On a roadside near you!
I would put money on the fact that, unless you live in the wilds of Scotland, there will be a patch of Winter Heliotrope (Petasites fragrans) not far from where you are currently sitting - and it will most probably be found on a roadside verge. It is one of the few true winter flowerers, as opposed to the many, many species that are currently in bloom due to the ridiculously mild winter temperatures that we are experiencing. It acts as a good source of nectar for those hardy insects that are currently on the wing and, although not exhibiting a particularly showy flower, it is a most welcome sight in the middle of winter. But not everybody agrees…
It is considered an invasive pest in some quarters. The Guardian newspaper says it "has attractive, fragrant, mauve flowers early in the year, but later in spring turns into a large-leaved monster, forming colonies along waysides.” Blimey! The species was first recorded ‘in the wild’ in 1835, having no doubt escaped from some garden close by, where they were originally planted as ornamental ground cover. Dumped soil, containing the heliotropes rhizomes, acts as its means of spreading. The female plant is unknown in the UK, so the onward march of this plant is aided primarily by municipal clearing of the grass verges that it so loves, the cutting up of the rhizomes, and their subsequent accidental redistribution.

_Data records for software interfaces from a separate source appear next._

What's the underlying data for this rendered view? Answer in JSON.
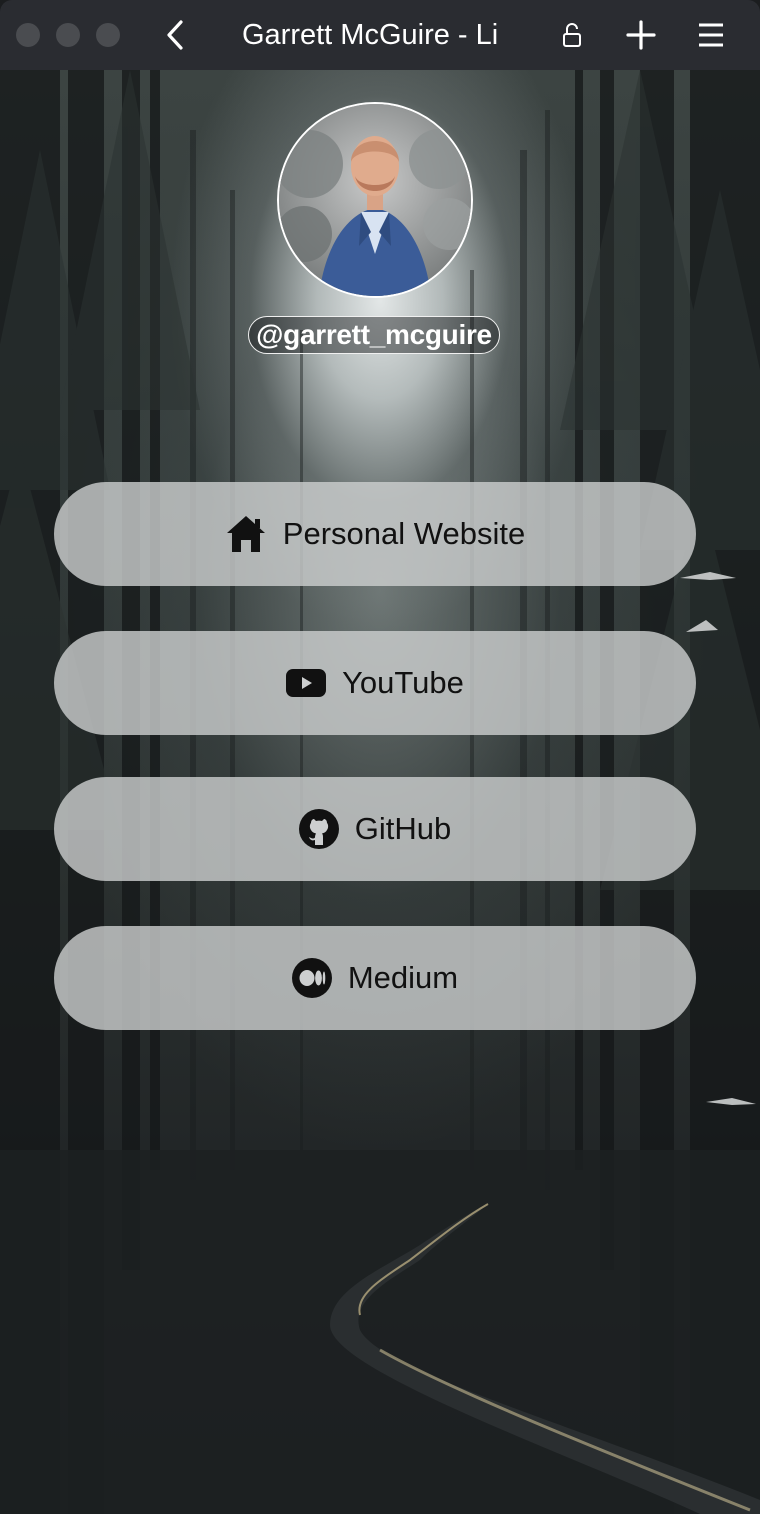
{
  "window": {
    "title": "Garrett McGuire - Li",
    "icons": {
      "back": "chevron-left-icon",
      "lock": "lock-open-icon",
      "new_tab": "plus-icon",
      "menu": "hamburger-menu-icon"
    }
  },
  "profile": {
    "username": "@garrett_mcguire",
    "avatar": "profile-photo"
  },
  "links": [
    {
      "label": "Personal Website",
      "icon": "home-icon"
    },
    {
      "label": "YouTube",
      "icon": "youtube-icon"
    },
    {
      "label": "GitHub",
      "icon": "github-icon"
    },
    {
      "label": "Medium",
      "icon": "medium-icon"
    }
  ],
  "colors": {
    "titlebar": "#2a2c31",
    "button_fill": "#cdcfd0",
    "button_text": "#111111"
  }
}
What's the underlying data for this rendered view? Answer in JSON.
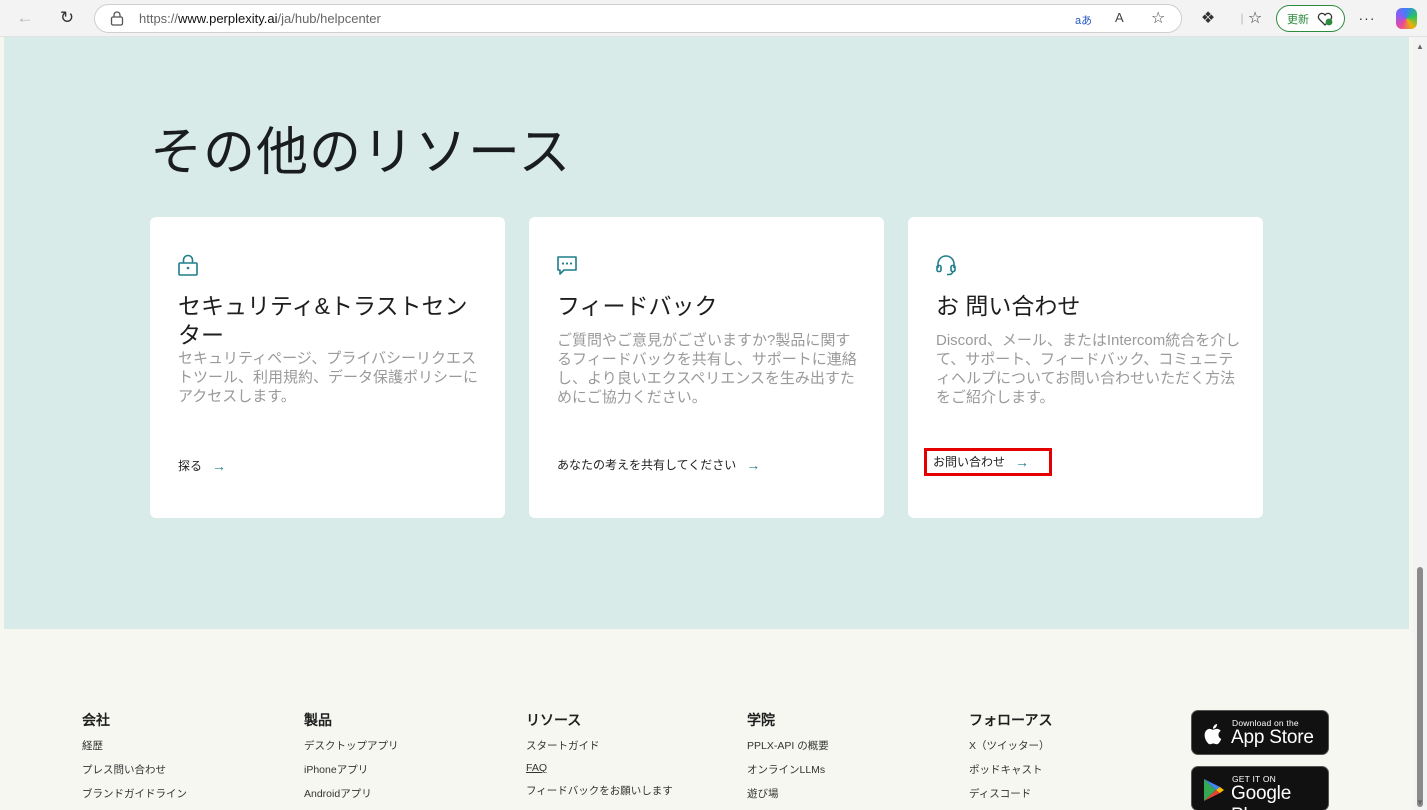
{
  "browser": {
    "url_prefix": "https://",
    "url_host": "www.perplexity.ai",
    "url_path": "/ja/hub/helpcenter",
    "translate_label": "aあ",
    "read_aloud_label": "A",
    "update_label": "更新"
  },
  "resources": {
    "title": "その他のリソース",
    "cards": [
      {
        "title": "セキュリティ&トラストセンター",
        "description": "セキュリティページ、プライバシーリクエストツール、利用規約、データ保護ポリシーにアクセスします。",
        "link": "探る",
        "icon": "lock-icon"
      },
      {
        "title": "フィードバック",
        "description": "ご質問やご意見がございますか?製品に関するフィードバックを共有し、サポートに連絡し、より良いエクスペリエンスを生み出すためにご協力ください。",
        "link": "あなたの考えを共有してください",
        "icon": "chat-icon"
      },
      {
        "title": "お 問い合わせ",
        "description": "Discord、メール、またはIntercom統合を介して、サポート、フィードバック、コミュニティヘルプについてお問い合わせいただく方法をご紹介します。",
        "link": "お問い合わせ",
        "icon": "headset-icon"
      }
    ]
  },
  "footer": {
    "columns": [
      {
        "title": "会社",
        "links": [
          "経歴",
          "プレス問い合わせ",
          "ブランドガイドライン"
        ]
      },
      {
        "title": "製品",
        "links": [
          "デスクトップアプリ",
          "iPhoneアプリ",
          "Androidアプリ"
        ]
      },
      {
        "title": "リソース",
        "links": [
          "スタートガイド",
          "FAQ",
          "フィードバックをお願いします"
        ]
      },
      {
        "title": "学院",
        "links": [
          "PPLX-API の概要",
          "オンラインLLMs",
          "遊び場"
        ]
      },
      {
        "title": "フォローアス",
        "links": [
          "X（ツイッター）",
          "ポッドキャスト",
          "ディスコード"
        ]
      }
    ],
    "app_store": {
      "sub": "Download on the",
      "name": "App Store"
    },
    "google_play": {
      "sub": "GET IT ON",
      "name": "Google Play"
    }
  },
  "colors": {
    "hero_bg": "#d8ebe8",
    "accent": "#1f7f8a",
    "highlight": "#e40000"
  }
}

It is difficult to eradicate once established.
The first thing you will notice are the large, rounded heart-shaped leaves, being almost lime green in colour, fresh enough to jump out from the sad winter palette that surrounds it. It lifts my spirits whenever I come across it -and if you find any, take a moment out and have a sniff. It smells quite honeyed. The picture above was taken on Epsom Downs a couple of days ago. This patch has spread out from its original earth bank home and into the neighbouring woodland.